[Work to complete]
Below are the records; count the lines that include the string "icon" and give only that number.

[Records to use]

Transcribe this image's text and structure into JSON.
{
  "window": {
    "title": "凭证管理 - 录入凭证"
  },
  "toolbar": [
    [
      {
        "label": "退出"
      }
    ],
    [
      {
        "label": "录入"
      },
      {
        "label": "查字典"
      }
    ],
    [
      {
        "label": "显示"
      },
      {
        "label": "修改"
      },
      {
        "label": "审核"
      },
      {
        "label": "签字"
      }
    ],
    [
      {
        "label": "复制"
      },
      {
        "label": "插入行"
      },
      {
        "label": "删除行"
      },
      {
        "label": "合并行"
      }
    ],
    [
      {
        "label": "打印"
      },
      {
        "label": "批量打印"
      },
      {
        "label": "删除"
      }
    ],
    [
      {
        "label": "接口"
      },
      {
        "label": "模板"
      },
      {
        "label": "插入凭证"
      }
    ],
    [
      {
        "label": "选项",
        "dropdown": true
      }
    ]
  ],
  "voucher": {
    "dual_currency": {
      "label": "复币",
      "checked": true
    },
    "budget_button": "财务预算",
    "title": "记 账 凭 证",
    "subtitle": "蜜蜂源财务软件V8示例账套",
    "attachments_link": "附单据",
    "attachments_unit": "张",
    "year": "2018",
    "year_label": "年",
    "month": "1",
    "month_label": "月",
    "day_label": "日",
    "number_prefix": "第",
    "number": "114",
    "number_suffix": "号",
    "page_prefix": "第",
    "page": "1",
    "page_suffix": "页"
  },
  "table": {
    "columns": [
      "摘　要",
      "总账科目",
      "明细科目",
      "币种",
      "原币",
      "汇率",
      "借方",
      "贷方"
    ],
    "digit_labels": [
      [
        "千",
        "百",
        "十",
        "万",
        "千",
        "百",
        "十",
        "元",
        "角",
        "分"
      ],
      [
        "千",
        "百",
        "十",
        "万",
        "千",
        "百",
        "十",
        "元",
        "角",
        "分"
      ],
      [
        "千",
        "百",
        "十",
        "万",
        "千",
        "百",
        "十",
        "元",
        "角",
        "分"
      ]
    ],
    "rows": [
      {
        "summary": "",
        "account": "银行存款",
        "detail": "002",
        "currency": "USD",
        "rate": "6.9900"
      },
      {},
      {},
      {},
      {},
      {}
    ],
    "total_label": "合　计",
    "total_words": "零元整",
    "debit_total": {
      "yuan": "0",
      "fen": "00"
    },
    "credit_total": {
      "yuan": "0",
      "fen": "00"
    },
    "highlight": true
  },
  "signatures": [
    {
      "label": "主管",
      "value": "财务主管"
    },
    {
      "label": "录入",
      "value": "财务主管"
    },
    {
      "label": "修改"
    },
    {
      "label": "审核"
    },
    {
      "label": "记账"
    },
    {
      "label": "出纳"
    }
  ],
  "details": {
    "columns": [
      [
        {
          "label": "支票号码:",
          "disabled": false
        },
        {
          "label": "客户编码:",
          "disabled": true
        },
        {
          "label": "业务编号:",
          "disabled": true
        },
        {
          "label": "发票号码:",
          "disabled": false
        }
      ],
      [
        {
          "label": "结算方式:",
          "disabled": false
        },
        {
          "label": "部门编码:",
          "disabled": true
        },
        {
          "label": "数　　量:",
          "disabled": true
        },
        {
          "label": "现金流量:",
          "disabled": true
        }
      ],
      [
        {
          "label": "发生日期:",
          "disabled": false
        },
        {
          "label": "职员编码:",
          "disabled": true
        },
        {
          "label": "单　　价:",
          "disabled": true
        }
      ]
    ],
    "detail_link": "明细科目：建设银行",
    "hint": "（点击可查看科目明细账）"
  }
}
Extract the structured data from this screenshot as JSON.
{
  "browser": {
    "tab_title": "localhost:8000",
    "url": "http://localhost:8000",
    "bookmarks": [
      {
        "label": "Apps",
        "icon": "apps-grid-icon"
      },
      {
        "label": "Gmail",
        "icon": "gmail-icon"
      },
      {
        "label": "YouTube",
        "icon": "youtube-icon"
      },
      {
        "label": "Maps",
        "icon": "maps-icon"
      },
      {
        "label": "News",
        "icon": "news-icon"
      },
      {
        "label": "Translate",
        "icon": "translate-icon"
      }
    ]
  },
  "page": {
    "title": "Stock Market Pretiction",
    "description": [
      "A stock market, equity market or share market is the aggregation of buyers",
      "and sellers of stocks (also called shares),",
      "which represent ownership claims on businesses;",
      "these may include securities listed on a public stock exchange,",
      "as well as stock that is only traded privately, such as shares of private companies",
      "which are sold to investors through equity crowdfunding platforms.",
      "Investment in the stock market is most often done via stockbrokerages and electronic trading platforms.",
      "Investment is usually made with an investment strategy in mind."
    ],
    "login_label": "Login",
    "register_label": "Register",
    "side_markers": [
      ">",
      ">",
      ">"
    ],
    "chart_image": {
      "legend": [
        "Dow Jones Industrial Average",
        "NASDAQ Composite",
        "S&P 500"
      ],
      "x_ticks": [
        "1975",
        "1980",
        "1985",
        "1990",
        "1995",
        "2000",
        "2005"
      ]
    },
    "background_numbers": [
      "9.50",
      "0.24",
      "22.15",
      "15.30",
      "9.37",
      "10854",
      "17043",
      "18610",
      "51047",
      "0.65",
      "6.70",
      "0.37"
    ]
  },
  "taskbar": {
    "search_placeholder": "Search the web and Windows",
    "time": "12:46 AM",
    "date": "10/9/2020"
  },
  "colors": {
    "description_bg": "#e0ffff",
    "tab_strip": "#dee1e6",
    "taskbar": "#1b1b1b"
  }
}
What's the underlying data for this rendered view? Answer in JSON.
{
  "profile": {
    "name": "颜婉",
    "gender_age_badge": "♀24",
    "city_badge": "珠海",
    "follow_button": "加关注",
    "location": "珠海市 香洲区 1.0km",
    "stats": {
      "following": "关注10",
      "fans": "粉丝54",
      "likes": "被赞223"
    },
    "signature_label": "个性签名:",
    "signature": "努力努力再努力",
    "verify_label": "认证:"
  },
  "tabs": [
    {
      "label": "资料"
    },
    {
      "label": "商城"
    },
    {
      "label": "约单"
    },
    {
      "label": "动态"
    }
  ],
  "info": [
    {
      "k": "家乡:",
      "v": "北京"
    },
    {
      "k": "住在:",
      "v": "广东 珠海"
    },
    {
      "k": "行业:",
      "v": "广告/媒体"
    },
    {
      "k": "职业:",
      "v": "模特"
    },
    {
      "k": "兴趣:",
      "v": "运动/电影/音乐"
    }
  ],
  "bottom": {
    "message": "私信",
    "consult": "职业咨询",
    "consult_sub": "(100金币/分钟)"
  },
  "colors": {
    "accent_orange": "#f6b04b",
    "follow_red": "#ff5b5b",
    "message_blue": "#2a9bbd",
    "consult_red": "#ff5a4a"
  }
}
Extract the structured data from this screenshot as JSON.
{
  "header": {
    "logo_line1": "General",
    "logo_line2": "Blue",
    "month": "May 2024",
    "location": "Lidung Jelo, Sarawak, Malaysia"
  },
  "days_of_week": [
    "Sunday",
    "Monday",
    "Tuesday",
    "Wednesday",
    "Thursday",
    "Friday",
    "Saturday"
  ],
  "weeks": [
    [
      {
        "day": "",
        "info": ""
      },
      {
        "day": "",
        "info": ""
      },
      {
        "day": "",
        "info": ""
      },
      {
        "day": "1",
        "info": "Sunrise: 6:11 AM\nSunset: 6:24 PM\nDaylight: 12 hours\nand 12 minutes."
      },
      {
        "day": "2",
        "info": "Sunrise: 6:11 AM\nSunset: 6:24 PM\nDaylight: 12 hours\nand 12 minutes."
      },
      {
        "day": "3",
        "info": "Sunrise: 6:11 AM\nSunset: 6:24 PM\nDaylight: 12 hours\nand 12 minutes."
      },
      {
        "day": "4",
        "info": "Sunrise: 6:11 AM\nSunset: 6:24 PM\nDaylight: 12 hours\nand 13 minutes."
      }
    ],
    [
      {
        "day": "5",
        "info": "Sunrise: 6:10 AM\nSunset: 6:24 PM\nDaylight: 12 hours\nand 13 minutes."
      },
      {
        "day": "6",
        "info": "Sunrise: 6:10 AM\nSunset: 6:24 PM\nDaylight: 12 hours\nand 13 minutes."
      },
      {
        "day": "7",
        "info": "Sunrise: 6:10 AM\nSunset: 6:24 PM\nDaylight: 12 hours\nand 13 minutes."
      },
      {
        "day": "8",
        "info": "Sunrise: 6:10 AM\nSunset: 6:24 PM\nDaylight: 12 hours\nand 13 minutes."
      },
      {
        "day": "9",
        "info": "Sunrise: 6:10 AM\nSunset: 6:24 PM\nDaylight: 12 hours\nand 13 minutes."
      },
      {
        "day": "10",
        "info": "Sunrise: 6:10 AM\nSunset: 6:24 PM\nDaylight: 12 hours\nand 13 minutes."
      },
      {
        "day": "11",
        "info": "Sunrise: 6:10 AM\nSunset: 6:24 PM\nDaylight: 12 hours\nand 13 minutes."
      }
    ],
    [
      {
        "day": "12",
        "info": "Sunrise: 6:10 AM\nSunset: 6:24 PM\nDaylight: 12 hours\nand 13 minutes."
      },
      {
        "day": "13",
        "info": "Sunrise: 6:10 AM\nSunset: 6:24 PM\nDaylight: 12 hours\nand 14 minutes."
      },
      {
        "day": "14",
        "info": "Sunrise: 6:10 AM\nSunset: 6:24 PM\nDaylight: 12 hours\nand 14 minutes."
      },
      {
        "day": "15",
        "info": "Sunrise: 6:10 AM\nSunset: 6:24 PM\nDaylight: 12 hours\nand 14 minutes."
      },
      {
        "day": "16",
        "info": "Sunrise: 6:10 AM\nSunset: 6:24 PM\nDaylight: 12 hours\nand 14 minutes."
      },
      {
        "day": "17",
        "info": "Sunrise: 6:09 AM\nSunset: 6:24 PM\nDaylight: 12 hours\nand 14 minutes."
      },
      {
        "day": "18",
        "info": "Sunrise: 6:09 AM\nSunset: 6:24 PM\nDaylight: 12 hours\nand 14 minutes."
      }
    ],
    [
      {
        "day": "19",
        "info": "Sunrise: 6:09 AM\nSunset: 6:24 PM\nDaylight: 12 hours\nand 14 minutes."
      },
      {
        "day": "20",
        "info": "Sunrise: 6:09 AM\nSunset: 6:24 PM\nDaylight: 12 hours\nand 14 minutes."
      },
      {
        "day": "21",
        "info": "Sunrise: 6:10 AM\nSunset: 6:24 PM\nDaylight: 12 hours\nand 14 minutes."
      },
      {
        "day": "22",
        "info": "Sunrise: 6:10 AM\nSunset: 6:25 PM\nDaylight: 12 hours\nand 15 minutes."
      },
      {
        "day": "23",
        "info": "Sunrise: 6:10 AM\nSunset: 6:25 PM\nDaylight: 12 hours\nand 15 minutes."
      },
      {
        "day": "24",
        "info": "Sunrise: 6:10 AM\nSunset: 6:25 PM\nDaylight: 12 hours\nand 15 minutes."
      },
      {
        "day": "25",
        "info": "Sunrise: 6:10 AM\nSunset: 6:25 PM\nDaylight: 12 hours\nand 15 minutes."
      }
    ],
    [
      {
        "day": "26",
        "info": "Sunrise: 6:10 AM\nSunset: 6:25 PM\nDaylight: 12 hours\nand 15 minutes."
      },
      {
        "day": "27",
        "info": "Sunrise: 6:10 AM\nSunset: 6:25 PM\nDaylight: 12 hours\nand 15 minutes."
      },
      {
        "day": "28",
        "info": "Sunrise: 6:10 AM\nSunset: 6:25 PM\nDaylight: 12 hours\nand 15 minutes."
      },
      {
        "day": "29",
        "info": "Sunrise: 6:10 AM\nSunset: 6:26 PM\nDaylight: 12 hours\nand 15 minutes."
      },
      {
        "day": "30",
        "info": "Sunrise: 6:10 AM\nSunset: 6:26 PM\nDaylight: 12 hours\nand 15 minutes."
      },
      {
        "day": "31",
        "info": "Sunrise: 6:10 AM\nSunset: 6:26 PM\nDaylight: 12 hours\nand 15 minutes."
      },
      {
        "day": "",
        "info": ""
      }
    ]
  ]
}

[Expected answer]
6